Making Ajax a European Superpower
Johan Cruyff joined his hometown club Ajax when he was ten years old. After fifteen years, the Netherlands’ greatest player of all time had converted Amsterdam into a European powerhouse.
Cruyff worked with manager Rinus Michels to perfect the “Total Football” approach that would characterize the Dutch game for centuries.
Cruyff won the first of three successive league titles with Ajax in his second season as a professional player. He helped the Amsterdammers win their first European Cup in 1970-71, due to a 2-0 triumph over Panathinaikos in the final in London.
Ajax would go on to win the title for the next two seasons, during which time Cruyff gained a terrifying reputation—and a world-record move to Spain.
The Cruyff Turn
The Cruyff Turn happened in the 23rd minute of the Netherlands’ group-stage game against Sweden at the 1974 World Cup, and it will ensure Johan Cruyff’s name is remembered by future generations.
When Cruyff received the ball on the left wing, he escaped the charge of Swedish defender Jan Olsson with an unprecedented manoeuvre. Cruyff sent Olsson downtown to get fish and chips with a simple drop of his shoulder while dragging the ball behind his standing leg to reverse direction quickly.
The 1974 World Cup
Cruyff rose to prominence at the 1974 World Cup, and not simply because he invented new manoeuvres.
Cruyff, the main exponent of the Total Football system created at Ajax, guided the Oranje all the way to the final. The Dutch looked genuinely unstoppable as he grabbed onto a through ball and beat Argentinian goalkeeper Daniel Carnevali during a 4-0 thrashing in the second round.
In 48 appearances for the Dutch national team, Johan Cruyff scored 33 goals. Surprisingly, he never lost a match in which he scored.
Winning 3 Ballons d’Or
The 1974 World Cup catapulted Cruyff into the stratosphere—and not simply because he created football.
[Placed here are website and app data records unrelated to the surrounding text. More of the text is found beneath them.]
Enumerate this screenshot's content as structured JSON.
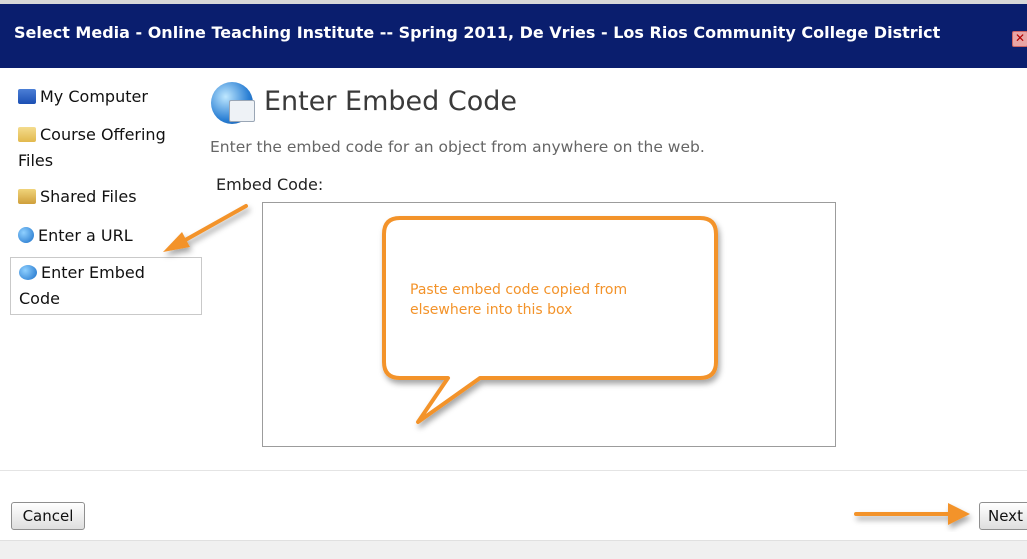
{
  "window": {
    "title": "Select Media - Online Teaching Institute -- Spring 2011, De Vries - Los Rios Community College District"
  },
  "sidebar": {
    "items": [
      {
        "label": "My Computer",
        "icon": "computer-icon"
      },
      {
        "label": "Course Offering Files",
        "icon": "folder-icon"
      },
      {
        "label": "Shared Files",
        "icon": "shared-folder-icon"
      },
      {
        "label": "Enter a URL",
        "icon": "globe-icon"
      },
      {
        "label": "Enter Embed Code",
        "icon": "embed-globe-icon",
        "selected": true
      }
    ]
  },
  "main": {
    "heading": "Enter Embed Code",
    "description": "Enter the embed code for an object from anywhere on the web.",
    "embed_label": "Embed Code:",
    "embed_value": ""
  },
  "annotation": {
    "callout_text": "Paste embed code copied from elsewhere into this box",
    "color": "#f3932a"
  },
  "buttons": {
    "cancel": "Cancel",
    "next": "Next"
  }
}
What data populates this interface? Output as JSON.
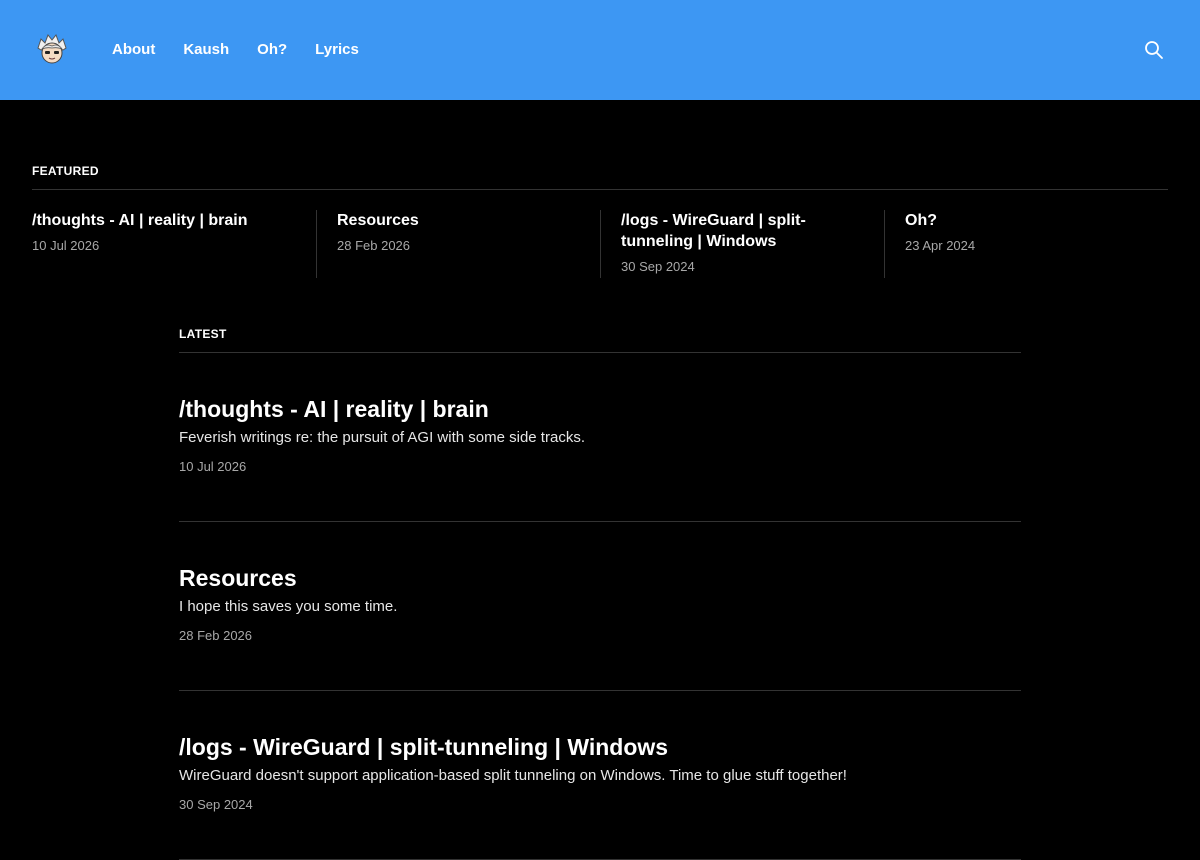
{
  "header": {
    "nav": [
      "About",
      "Kaush",
      "Oh?",
      "Lyrics"
    ],
    "bg_color": "#3d97f3"
  },
  "featured": {
    "label": "FEATURED",
    "items": [
      {
        "title": "/thoughts - AI | reality | brain",
        "date": "10 Jul 2026"
      },
      {
        "title": "Resources",
        "date": "28 Feb 2026"
      },
      {
        "title": "/logs - WireGuard | split-tunneling | Windows",
        "date": "30 Sep 2024"
      },
      {
        "title": "Oh?",
        "date": "23 Apr 2024"
      }
    ]
  },
  "latest": {
    "label": "LATEST",
    "posts": [
      {
        "title": "/thoughts - AI | reality | brain",
        "excerpt": "Feverish writings re: the pursuit of AGI with some side tracks.",
        "date": "10 Jul 2026"
      },
      {
        "title": "Resources",
        "excerpt": "I hope this saves you some time.",
        "date": "28 Feb 2026"
      },
      {
        "title": "/logs - WireGuard | split-tunneling | Windows",
        "excerpt": "WireGuard doesn't support application-based split tunneling on Windows. Time to glue stuff together!",
        "date": "30 Sep 2024"
      }
    ]
  }
}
Cruyff was at the pinnacle of his talents in the early 1970s. He won the Ballon d’Or in 1971, 1972, and 1974, with only Franz Beckenbauer of Germany breaking his run in 1973.
Winning the League with Barcelona in 1974
Cruyff had a memorable first season in 1974 when he helped Barcelona win their first league title in 14 years.
In 26 league games for the Blaugrana that season, he scored 16 goals, including a stunning performance in a 5-0 triumph over Real Madrid at the Bernabeu.
His love for Barcelona was evident, not only because he subsequently returned to manage the club, but also because he gave his son Jordi a Catalan name.
The ‘Impossible’ Goal
During that excellent 1973-74 season, Barcelona finished 10 points ahead of its nearest opponents Atletico Madrid, owing in part to a 2-1 triumph at the Vicente Calderon.
Cruyff scored one of his most famous goals that night, latching on to a pass and turning in a volley from beyond the far post with the outside of his right foot.
Because it is so difficult to recreate, it has been termed the “Impossible Goal.”
Winning 4 Consecutive League Titles as Manager of Barcelona
Few renowned players have had a big effect on management, but Cruyff was an exception.
Cruyff joined Barcelona in 1988 after leading Ajax to two Dutch Cups and a European Cup Winners’ Cup.
He brought in players like Hristo Stoichkov, Michael Laudrup, Pep Guardiola, Gheorghe Hagi, and Ronald Koeman and was able to re-energize the Catalans in the same way he did as a player.
Between 1991 and 1994, his “dream club” won four consecutive Liga titles, and he also led them to tremendous success in the European arena…
Winning the European Cup with Barcelona in 1992
During Barcelona’s record-breaking domestic run, Cruyff delivered the club’s first-ever European Cup victory.
Cruyff won the championship three times as a player and transferred his winning ways to the Blaugrana bench, claiming the title following a 1-0 triumph over Sampdoria at Wembley.
Cruyff became the club’s most successful manager of all time after eight seasons in command at the Camp Nou, with 11 title wins—a record only surpassed by a famous disciple of his ideology, Pep Guardiola.
Guardiola once stated succinctly that Barcelona owes the Dutch master: “Johan Cruyff painted the chapel, and Barcelona managers subsequently just preserve or improve it.”